Oct. 27 (UPI) -- Pro-democracy demonstrators in Hong Kong took to the streets again on Sunday, shortly after a court enforced a ban on publishing police officers' personal information.
The injunction, effective until Nov. 8, bans the practice of "doxxing" Hong Kong police officers by publicly posting private information such as their names and addresses online, prompting outrage and concern from legal experts who warned it could leave journalists and others vulnerable to legal risks.
Superintendent Swalikh Mohammed of the Cyber Security and Technology Crime Bureau defended the injunction as a strong deterrent that spells out the practice of doxxing which was previously undefined under the law.
"The whole purpose of the injunction is not to target journalism and genuine reporting. Journalists can continue with the usual reporting practice in Hong Kong without fear of being affected," Mohammaed said.
Demonstrators rallied in the neighborhood of Tsim Sha Tsui on Sunday in the wake of the injunction taking effect, holding signs that read "Justice will prevail" and "Oppose the Communist Party, fight against totalitarianism."
There was heavy police presence throughout and officers fired tear gas and pepper spray at demonstrators as Hong Kong Police said demonstrators had attacked officers with umbrellas and other "hard objects."
Sunday's protests took place in the same district where police last week sprayed a mosque using water cannons filled with blue dye meant to identify demonstrators, but later said the mosque was "accidentally affected."

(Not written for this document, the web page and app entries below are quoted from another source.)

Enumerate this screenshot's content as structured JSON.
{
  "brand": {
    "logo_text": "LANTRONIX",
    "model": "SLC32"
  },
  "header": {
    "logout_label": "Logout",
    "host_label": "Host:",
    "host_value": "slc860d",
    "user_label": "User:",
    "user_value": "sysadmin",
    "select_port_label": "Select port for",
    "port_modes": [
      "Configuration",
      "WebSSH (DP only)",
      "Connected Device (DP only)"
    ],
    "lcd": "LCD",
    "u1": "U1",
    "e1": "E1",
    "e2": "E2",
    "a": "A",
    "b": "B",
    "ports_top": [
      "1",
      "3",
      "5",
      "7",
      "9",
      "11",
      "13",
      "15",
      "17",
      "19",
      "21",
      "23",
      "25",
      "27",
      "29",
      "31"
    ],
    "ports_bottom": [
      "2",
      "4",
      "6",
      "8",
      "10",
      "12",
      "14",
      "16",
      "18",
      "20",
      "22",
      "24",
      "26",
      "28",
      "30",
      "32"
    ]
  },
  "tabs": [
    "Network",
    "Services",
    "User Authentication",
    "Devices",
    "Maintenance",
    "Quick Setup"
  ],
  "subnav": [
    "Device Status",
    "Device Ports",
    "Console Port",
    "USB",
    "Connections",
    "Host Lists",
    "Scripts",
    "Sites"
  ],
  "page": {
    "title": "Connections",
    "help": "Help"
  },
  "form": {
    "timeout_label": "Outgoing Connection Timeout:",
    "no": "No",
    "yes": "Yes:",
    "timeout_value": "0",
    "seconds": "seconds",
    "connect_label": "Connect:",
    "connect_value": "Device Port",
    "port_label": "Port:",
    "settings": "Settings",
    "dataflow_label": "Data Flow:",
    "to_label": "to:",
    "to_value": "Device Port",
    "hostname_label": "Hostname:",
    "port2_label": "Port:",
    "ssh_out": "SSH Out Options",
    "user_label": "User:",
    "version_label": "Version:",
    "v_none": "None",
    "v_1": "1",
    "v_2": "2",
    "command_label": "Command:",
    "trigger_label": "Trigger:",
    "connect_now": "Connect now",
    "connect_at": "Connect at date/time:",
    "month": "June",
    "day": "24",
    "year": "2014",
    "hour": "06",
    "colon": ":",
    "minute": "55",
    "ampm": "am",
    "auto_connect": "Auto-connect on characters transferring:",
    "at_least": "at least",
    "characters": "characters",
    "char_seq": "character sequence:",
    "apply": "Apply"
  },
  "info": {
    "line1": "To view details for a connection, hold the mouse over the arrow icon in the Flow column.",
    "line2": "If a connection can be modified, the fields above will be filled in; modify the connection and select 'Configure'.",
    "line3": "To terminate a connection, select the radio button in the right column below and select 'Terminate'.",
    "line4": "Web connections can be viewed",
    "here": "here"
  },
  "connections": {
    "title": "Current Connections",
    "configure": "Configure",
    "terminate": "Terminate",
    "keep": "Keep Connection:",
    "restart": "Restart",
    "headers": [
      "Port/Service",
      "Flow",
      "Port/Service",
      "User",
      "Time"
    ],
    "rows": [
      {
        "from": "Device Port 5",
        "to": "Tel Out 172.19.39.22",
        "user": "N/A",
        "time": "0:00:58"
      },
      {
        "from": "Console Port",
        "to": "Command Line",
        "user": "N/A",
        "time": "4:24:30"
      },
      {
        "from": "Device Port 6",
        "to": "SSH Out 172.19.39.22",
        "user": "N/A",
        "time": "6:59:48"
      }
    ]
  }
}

Police again sprayed demonstrators in the area, without the blue dye, and fired more tear gas as they moved through Tsim Sha Tsui.